In 2019, following lobbying from the sugar industry including CANEGROWERS, the Australian Government launched formal action in the World Trade Organization (WTO) against India’s trade-distorting sugar policies. A WTO Panel investigated and in December 2021 found comprehensively in favour of Australia.
Why was the action necessary?
India’s price supports for sugarcane, which guaranteed minimum prices to Indian farmers, led to substantial over-production. A large stockpile of sugar, well beyond domestic consumption requirements, was built up. The Indian Government offered assistance to mills to export the surplus sugar which put downward pressure on the global sugar price, unfairly affecting Australia and every other sugar exporting country.
For Australian cane growers, it meant sugar prices fell below the cost of production. A Green Pool Commodity Specialists report found the substantially lower global sugar prices meant Queensland cane growers and sugar millers incurred an estimated $1 billion revenue hit between 2017/18 and 2020/21.
A clear ruling from the WTO was needed to restore global confidence in both the sugar market and in the rules-based world trading system.
What was Australia’s case?
Australia challenged a range of Indian federal and state government measures. The case argued that domestically regulated cane prices for growers and the export subsidies for mills were inconsistent with India’s obligations under two WTO agreements - the Agreement on Agriculture and the Agreement on Subsidies and Countervailing Measures.
Brazil and Guatemala also launched formal actions. Canada, China, Colombia, Costa Rica, El Salvador, the European Union, Honduras, Indonesia, Japan, Panama, the Russian Federation, Thailand and the United States joined the dispute as third parties.
What is the ruling?
Ruling in favour of Australia, Brazil and Guatemala, the WTO Panel found:
- For five consecutive sugar seasons (2014-15 to 2018-19), India’s domestic price support was in excess of the permitted level (10% of the value of the season’s sugarcane production). The Panel found that India had consistently provided support close to 100%. The Panel has recommended India reduce the measures to comply.
- India’s export-contingent payments to sugar mills constitute prohibited subsidies. The Panel recommended India withdraw the subsidies within 120 days from the adoption of the Report by the WTO Dispute Settlement Body.
What happens next?

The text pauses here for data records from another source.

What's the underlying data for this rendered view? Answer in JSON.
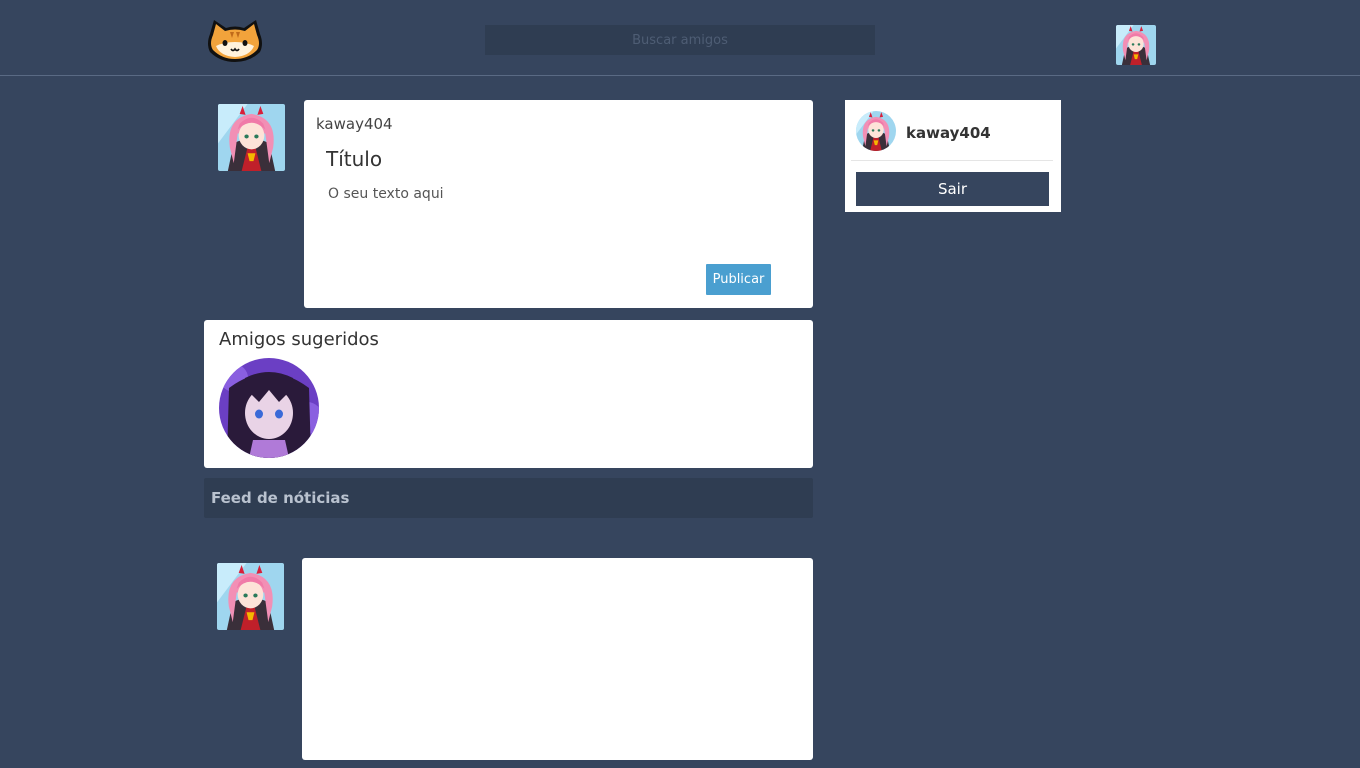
{
  "header": {
    "logo_icon": "cat-face-icon",
    "search_placeholder": "Buscar amigos",
    "avatar_icon": "user-avatar-icon"
  },
  "composer": {
    "username": "kaway404",
    "title_placeholder": "Título",
    "text_placeholder": "O seu texto aqui",
    "publish_label": "Publicar"
  },
  "suggestions": {
    "heading": "Amigos sugeridos",
    "friends": [
      {
        "avatar_icon": "friend-avatar-icon"
      }
    ]
  },
  "feed": {
    "heading": "Feed de nóticias"
  },
  "profile_card": {
    "username": "kaway404",
    "logout_label": "Sair"
  },
  "colors": {
    "background": "#36455e",
    "dark_panel": "#2f3d52",
    "publish_button": "#4a9fd0",
    "card": "#ffffff"
  }
}
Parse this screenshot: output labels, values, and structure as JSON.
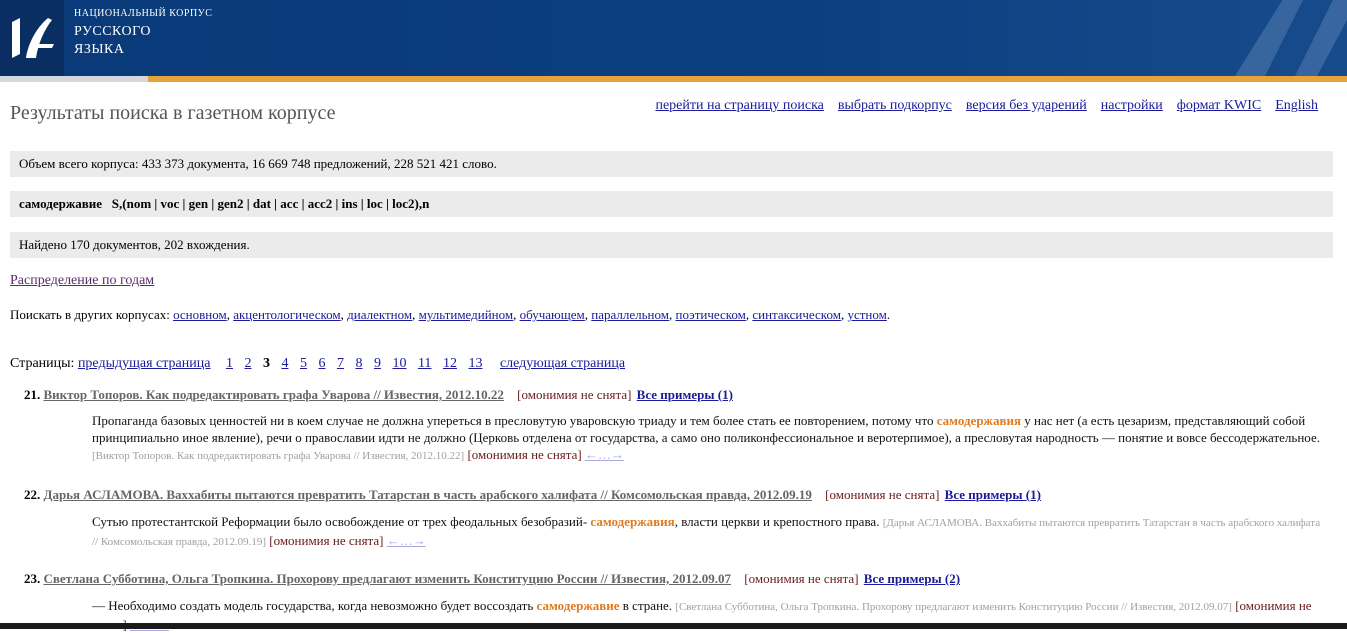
{
  "banner": {
    "line1": "НАЦИОНАЛЬНЫЙ КОРПУС",
    "line2": "РУССКОГО",
    "line3": "ЯЗЫКА"
  },
  "page_title": "Результаты поиска в газетном корпусе",
  "topnav": [
    "перейти на страницу поиска",
    "выбрать подкорпус",
    "версия без ударений",
    "настройки",
    "формат KWIC",
    "English"
  ],
  "corpus_size": "Объем всего корпуса: 433 373 документа, 16 669 748 предложений, 228 521 421 слово.",
  "query": {
    "word": "самодержавие",
    "grammar": "S,(nom | voc | gen | gen2 | dat | acc | acc2 | ins | loc | loc2),n"
  },
  "found": "Найдено 170 документов, 202 вхождения.",
  "years_link": "Распределение по годам",
  "other_corpora": {
    "label": "Поискать в других корпусах:",
    "items": [
      "основном",
      "акцентологическом",
      "диалектном",
      "мультимедийном",
      "обучающем",
      "параллельном",
      "поэтическом",
      "синтаксическом",
      "устном"
    ]
  },
  "pager": {
    "label": "Страницы:",
    "prev": "предыдущая страница",
    "pages": [
      "1",
      "2",
      "3",
      "4",
      "5",
      "6",
      "7",
      "8",
      "9",
      "10",
      "11",
      "12",
      "13"
    ],
    "current": "3",
    "next": "следующая страница"
  },
  "results": [
    {
      "num": "21.",
      "title": "Виктор Топоров. Как подредактировать графа Уварова // Известия, 2012.10.22",
      "omonimia": "[омонимия не снята]",
      "all": "Все примеры (1)",
      "pre": "Пропаганда базовых ценностей ни в коем случае не должна упереться в пресловутую уваровскую триаду и тем более стать ее повторением, потому что ",
      "hit": "самодержавия",
      "post": " у нас нет (а есть цезаризм, представляющий собой принципиально иное явление), речи о православии идти не должно (Церковь отделена от государства, а само оно поликонфессиональное и веротерпимое), а пресловутая народность — понятие и вовсе бессодержательное. ",
      "src": "[Виктор Топоров. Как подредактировать графа Уварова // Известия, 2012.10.22]",
      "arrows": "←…→"
    },
    {
      "num": "22.",
      "title": "Дарья АСЛАМОВА. Ваххабиты пытаются превратить Татарстан в часть арабского халифата // Комсомольская правда, 2012.09.19",
      "omonimia": "[омонимия не снята]",
      "all": "Все примеры (1)",
      "pre": "Сутью протестантской Реформации было освобождение от трех феодальных безобразий- ",
      "hit": "самодержавия",
      "post": ", власти церкви и крепостного права. ",
      "src": "[Дарья АСЛАМОВА. Ваххабиты пытаются превратить Татарстан в часть арабского халифата // Комсомольская правда, 2012.09.19]",
      "arrows": "←…→"
    },
    {
      "num": "23.",
      "title": "Светлана Субботина, Ольга Тропкина. Прохорову предлагают изменить Конституцию России // Известия, 2012.09.07",
      "omonimia": "[омонимия не снята]",
      "all": "Все примеры (2)",
      "pre": "— Необходимо создать модель государства, когда невозможно будет воссоздать ",
      "hit": "самодержавие",
      "post": " в стране. ",
      "src": "[Светлана Субботина, Ольга Тропкина. Прохорову предлагают изменить Конституцию России // Известия, 2012.09.07]",
      "arrows": "←…→"
    }
  ]
}
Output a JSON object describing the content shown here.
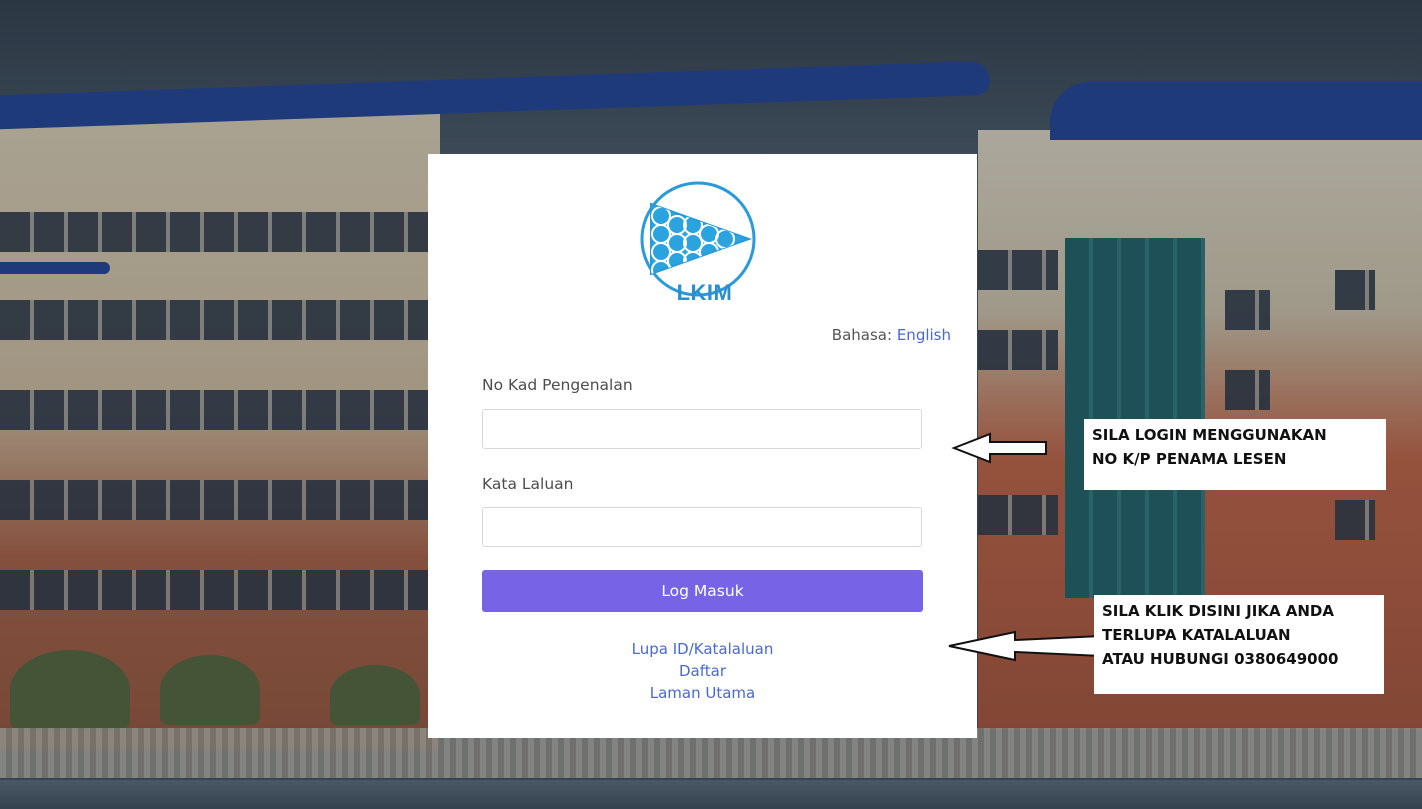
{
  "logo": {
    "text": "LKIM",
    "icon": "lkim-fish-logo-icon",
    "color": "#2a8fd0"
  },
  "language": {
    "label": "Bahasa:",
    "link": "English"
  },
  "form": {
    "id_label": "No Kad Pengenalan",
    "id_value": "",
    "password_label": "Kata Laluan",
    "password_value": "",
    "submit_label": "Log Masuk",
    "submit_color": "#7763e6"
  },
  "links": {
    "forgot": "Lupa ID/Katalaluan",
    "register": "Daftar",
    "home": "Laman Utama",
    "color": "#4a69d0"
  },
  "annotations": {
    "login_note_line1": "SILA LOGIN MENGGUNAKAN",
    "login_note_line2": "NO K/P PENAMA LESEN",
    "forgot_note_line1": "SILA KLIK DISINI JIKA ANDA",
    "forgot_note_line2": "TERLUPA KATALALUAN",
    "forgot_note_line3": "ATAU HUBUNGI 0380649000"
  }
}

The Panel report will be considered at the 25 January 2022 meeting of the WTO Dispute Settlement Body and, unless appealed by India, will be adopted at that meeting. India has the right to appeal the decision to the WTO Appellate Body.